Let's get on with the ramen making. I spent several days making the various components to Orkin's ramen. You could probably knock it out in one long day, but it just made sense to me to tackle each component separately. In fact, in the book, Orkin divides the master ramen recipe into eight separate recipes that all come together in the end for the bowl of ramen.Toasted bonito flakes for the katsuobushi salt which is used as one of the flavorings in the early steps that lead to the completed bowl of ramen.
Shio tare with sofrito pictured above with the salt and pork and chicken fat that hit the bowl first. Orkin adds sofrito of onion, garlic, and ginger to provide a unique depth of flavor to the tare.

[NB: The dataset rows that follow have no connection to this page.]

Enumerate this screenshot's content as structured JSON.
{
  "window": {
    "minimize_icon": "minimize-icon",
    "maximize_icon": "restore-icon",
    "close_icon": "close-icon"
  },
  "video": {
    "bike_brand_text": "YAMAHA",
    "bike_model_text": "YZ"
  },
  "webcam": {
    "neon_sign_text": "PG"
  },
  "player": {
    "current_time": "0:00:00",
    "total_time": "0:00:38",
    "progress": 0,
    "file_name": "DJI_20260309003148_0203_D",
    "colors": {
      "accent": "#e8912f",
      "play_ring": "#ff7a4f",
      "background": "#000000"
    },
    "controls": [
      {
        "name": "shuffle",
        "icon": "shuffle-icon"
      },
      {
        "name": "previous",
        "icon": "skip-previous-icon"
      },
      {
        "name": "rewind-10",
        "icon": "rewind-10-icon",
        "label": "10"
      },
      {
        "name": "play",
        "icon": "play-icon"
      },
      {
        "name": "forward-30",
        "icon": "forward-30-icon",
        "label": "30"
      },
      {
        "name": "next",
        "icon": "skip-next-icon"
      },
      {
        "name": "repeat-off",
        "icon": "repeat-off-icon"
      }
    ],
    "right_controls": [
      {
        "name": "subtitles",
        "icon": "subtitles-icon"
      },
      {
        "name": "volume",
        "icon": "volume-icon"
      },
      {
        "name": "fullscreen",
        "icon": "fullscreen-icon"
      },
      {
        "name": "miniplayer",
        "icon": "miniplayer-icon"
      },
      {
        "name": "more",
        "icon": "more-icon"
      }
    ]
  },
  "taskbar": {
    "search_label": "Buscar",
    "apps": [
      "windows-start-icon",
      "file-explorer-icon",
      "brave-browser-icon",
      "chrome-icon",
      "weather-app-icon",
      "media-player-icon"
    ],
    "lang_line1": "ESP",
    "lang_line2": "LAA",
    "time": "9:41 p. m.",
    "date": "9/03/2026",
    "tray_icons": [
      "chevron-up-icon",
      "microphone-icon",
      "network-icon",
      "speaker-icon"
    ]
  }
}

The dashi is seasoned with konbu, dried mackerel, dried squid, dried sardines, and more bonito. Definitely produces a "fishier" ramen than the pork-based stuff I'm used to. Fishier, in a good way. Trust me.
Orkin's chicken stock is just that. A whole chicken, simmered in water at around 175 degrees for five hours. No vegetables, herbs, or other seasonings needed. Just a chicken cooked in water that produces a pure stock that tastes like the essence of chicken.